Skálafell – Hjallanes
Skálafell is situated in the exact middle between the glacial lagoon Jökulsárlón and the town of Höfn in Hornafjörður. Skálafell offers access to beautiful, marked walking paths around the Hjallanes area within Vatnajökull National Park offering a mere 4 3-4 hrs hike (8 km circle) to the edge of Vatnajökull glacier. Furthermore, a new walkway bridge over the river Kolgríma opens the hiking area of Heinaberg from Skálafell. This area is very popular when it comes to visiting glacial areas.   Gamlabúð Visitor Centre, Höfn 
Heinaberg
Heinaberg is a beautiful area that consists of Heinabergsjökull glacier, the glacial lagoon Heinabergslón, where you can go kayaking among the icebergs during summer, and stunning landscape. The Heinaberg area is part of Vatnajökull National Park.  The gorgeous glacial lagoon of Heinaberg, Heinabergslón, is accessible by car and is often studded with large chunks of glacier that break off the Heinabergsjökull glacier. The area offers excellent conditions for hikers, as it has several interesting hiking trails, along which one can see waterfalls, ravines, volcanic intrusions, and even, on a lucky day, a reindeer.   The gravel road from road no 1 to the glacial lake is not in service during the winter months. Therefore, one needs to be aware of changes in road conditions and accessibility. Vatnajökulsþjóðgarður   
Hoffell

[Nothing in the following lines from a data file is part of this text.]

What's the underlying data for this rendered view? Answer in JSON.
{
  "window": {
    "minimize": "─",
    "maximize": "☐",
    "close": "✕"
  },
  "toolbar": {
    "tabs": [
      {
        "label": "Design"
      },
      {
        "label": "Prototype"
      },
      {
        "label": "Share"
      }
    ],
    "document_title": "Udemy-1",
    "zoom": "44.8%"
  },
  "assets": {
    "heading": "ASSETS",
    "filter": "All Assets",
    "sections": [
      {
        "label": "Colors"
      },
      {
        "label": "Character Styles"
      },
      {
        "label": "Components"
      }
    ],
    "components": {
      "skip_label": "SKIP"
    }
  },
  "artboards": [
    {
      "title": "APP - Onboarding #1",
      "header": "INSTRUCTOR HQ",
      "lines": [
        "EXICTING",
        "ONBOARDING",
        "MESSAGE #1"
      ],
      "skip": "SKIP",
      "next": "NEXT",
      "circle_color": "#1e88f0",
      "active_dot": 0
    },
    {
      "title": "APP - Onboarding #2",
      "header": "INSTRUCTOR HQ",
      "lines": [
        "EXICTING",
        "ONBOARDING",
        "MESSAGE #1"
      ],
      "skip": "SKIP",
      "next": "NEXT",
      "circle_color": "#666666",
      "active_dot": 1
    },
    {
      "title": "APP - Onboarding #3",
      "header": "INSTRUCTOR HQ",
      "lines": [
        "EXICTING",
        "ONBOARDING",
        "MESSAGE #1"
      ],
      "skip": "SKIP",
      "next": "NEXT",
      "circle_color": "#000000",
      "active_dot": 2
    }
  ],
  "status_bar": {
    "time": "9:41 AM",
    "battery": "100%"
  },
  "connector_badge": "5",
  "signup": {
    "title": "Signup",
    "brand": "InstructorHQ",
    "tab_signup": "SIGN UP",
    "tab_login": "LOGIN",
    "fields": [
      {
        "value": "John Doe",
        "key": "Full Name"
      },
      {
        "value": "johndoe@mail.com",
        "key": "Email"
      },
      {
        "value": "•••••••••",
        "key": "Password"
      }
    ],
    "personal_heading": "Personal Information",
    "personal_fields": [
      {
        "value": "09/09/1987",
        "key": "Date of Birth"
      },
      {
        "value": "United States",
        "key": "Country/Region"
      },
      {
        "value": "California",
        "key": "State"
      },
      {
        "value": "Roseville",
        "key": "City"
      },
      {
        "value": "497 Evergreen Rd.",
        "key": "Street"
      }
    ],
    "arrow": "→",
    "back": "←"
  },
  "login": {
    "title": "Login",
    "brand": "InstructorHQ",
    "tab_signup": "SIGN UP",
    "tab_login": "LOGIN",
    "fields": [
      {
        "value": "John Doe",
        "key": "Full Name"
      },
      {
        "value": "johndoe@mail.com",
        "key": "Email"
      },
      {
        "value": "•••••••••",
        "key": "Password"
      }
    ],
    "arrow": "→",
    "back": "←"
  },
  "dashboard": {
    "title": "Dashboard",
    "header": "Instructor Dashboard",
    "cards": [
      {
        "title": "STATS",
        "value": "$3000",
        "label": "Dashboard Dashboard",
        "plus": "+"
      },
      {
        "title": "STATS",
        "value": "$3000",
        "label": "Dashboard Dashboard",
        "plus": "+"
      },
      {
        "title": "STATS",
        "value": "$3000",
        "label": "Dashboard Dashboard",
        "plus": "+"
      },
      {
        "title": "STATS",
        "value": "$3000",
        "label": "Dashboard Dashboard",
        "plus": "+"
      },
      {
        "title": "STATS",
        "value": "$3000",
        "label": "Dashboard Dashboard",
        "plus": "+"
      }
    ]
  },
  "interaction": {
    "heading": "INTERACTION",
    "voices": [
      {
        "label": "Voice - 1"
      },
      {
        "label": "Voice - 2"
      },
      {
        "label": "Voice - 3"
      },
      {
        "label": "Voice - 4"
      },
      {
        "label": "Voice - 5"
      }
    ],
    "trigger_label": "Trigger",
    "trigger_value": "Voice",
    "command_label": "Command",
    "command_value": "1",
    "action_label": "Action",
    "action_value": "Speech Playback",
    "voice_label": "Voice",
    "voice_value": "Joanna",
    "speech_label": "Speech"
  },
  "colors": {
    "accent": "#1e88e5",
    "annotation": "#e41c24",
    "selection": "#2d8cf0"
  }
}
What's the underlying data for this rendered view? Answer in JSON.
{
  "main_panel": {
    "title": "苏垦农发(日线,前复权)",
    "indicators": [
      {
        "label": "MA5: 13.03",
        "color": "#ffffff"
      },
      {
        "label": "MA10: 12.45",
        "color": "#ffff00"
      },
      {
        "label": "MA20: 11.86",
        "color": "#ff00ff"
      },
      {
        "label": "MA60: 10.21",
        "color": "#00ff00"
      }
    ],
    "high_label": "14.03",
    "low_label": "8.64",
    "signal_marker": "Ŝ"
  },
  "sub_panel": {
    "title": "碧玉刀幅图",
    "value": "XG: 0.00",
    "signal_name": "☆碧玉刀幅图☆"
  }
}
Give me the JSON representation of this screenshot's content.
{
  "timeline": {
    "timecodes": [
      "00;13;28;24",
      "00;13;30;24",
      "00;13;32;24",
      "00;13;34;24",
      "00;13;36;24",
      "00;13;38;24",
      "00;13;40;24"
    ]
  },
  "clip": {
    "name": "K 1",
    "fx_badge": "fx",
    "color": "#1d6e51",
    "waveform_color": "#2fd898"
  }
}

Hoffell is a farmland area characterized by a large outlet glacier named Hoffellsjökull and gabbro rock. Gabbro rock originated deep in the earth but is visible in the area due to the uplift of the area and glacial erosion, which gives the environment a greenish hue in the otherwise dark rocks. The Hoffell area is 15 kilometers from the town of Höfn. Driving or hiking north from Hoffell along the sands of Hoffellssandur, you will enjoy the spectacular scenery of mountain slopes carved out by earlier glaciers. Along the sands of Hoffellssandur, you will enjoy the stunning scenery of mountain slopes carved out by earlier glaciers. Along the way, a borehole is also constructed to extract geothermal water. Finally, you reach the ice of the glacier tongue, Hoffellsjökull, skirted by the numerous hiking trails of the Geitafell mountain. The area is partly within Vatnajökull National Park, preserved for outdoor recreation and is rich in vegetation, wildlife, and geological variety. The area’s many hiking trails offer a stunning view of the diverse, beautiful wonders it has to offer.